LOCATION:Clark County Jail
DOCKET NO.: 90-659
DECIDED BY: Rehnquist Court (1990-1991)
LOWER COURT: United States Court of Appeals for the Second Circuit
CITATION: 501 US 115 (1991)
ARGUED: Apr 15, 1991
DECIDED: Jun 10, 1991
Edwin B. Mishkin – on behalf of the Petitioners
Irving Malchman – on behalf of the Respondents
James R. Doty – on behalf of SEC, as amicus curiae, in support of Respondents
Media for Gollust v. Mendell
Audio Transcription for Opinion Announcement – June 10, 1991 in Gollust v. Mendell
David H. Souter:
The second case also comes to us on writ of certiorari to the United States Court of Appeals for the Second Circuit.
It is Gollust and Mendell No. 90-659.
Section 16d of the Securities Exchange Act of 1934 requires corporate insiders to account to the corporation for short swing profits upon suit either by the corporation or by a holder of one of its securities suing on the corporations behalf.
The respondent, Mendell, owned stock in Viacomm International, Inc. which I will refer to as International.
He sued petitioners under Section 16b alleging that they were insiders by virtue of collective ownership of more than 10% of Internationals listed stock and that they had earned a profit by short seeing trading in its common stock.
After respondent filed his complaint, International was acquired by Viacomm, Inc.
By the terms of the acquisition, the shares of International were exchanged for cash and stock in Viacomm.
Petitioners then moved for summary judgment in respondents 16b action on the ground that he no longer owned any security issue by International as distinct from stock in Internationals new parent, Viacomm.
The District Court granted the motion.
The respondent appealed and the Second Circuit reversed.
In a unanimous opinion filed with the clerk today, we affirm the judgment of the Second Circuit.
The text of Section 16b indicates that congress intended to confer standing a signal breath on security holders of corporations whose insider took profit it from short-swing trading.
Bringing suit under the statute, a plaintiff must own a security of the corporation or issuer at the time suit is instituted.
Any security will suffice.
The statute does not restrict standing by requiring any minimum number or percentage of shares or any minimum value of any other security to be held, nor is there any requirement that the plaintiff own a security at the time of the insider trading or continue to own it after instituting suit.
This is not to say that a plaintiff can maintain a 16b action after he has divested of any interest on the outcome of the litigation.
We conclude that congress understood and intended that throughout the period of participation in 16b litigation, the plaintiff authorize to sue insiders on behalf of an issue that would have some continuing financial stake at the litigations outcome both to insure vigorous enforcement of a statute and to avoid the serious constitutional question that would arise from a plaintiffs loss of all financial interest in the outcome of the litigation he had begun.

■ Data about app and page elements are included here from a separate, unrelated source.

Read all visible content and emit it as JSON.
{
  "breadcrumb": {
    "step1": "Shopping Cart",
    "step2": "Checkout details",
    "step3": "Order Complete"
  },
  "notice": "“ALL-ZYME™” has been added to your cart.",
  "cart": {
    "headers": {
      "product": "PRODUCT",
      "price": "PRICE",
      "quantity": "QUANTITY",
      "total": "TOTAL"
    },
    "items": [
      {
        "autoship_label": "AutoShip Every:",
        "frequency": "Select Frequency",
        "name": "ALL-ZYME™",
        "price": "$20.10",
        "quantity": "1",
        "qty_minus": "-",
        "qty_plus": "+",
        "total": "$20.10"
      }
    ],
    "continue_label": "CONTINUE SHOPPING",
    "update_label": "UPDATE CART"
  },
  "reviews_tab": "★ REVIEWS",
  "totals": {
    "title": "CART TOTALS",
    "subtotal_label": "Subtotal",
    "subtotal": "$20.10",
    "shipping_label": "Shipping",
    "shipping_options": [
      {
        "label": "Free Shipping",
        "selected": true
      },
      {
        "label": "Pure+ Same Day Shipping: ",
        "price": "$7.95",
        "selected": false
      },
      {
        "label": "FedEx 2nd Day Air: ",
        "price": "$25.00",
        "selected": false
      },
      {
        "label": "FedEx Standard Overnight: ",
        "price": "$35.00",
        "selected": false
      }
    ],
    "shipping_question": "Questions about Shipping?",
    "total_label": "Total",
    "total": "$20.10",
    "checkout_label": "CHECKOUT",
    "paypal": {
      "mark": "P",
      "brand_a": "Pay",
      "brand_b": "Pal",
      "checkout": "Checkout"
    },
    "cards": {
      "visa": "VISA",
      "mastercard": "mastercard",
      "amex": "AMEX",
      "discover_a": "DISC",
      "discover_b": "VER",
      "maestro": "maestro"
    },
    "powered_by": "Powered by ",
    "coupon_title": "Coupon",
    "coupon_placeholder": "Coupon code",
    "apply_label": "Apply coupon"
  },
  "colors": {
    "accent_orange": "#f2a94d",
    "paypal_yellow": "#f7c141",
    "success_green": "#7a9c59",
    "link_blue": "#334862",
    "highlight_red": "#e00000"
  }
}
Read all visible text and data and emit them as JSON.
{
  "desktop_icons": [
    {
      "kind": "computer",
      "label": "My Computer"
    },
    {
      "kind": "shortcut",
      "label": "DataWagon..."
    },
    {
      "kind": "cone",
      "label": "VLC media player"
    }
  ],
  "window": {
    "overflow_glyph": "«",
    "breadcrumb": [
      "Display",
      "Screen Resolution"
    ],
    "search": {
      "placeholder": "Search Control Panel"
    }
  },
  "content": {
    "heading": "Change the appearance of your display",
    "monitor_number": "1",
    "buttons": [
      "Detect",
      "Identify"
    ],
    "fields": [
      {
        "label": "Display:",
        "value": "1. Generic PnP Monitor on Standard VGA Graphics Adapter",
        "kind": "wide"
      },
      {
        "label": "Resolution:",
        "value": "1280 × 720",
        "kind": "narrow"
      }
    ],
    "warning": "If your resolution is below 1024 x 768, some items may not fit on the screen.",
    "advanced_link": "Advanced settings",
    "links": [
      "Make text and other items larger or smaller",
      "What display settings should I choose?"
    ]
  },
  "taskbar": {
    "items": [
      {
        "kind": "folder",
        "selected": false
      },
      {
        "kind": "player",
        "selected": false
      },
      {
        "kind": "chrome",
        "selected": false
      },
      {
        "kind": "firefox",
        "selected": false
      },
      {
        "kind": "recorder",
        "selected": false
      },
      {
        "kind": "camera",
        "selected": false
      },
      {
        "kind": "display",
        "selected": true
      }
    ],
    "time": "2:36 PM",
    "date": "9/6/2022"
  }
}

In this case, we conclude that the continuing financial stake required by the statute is satisfied by respondents ownership of stock in the original issue as new parent corporation.
Since respondent own stock in the issuer when he instituted suit and was left after the corporate restructuring with stock and the issue was new parent corporation, he has at all time satisfied the standing requirements of Section 16b.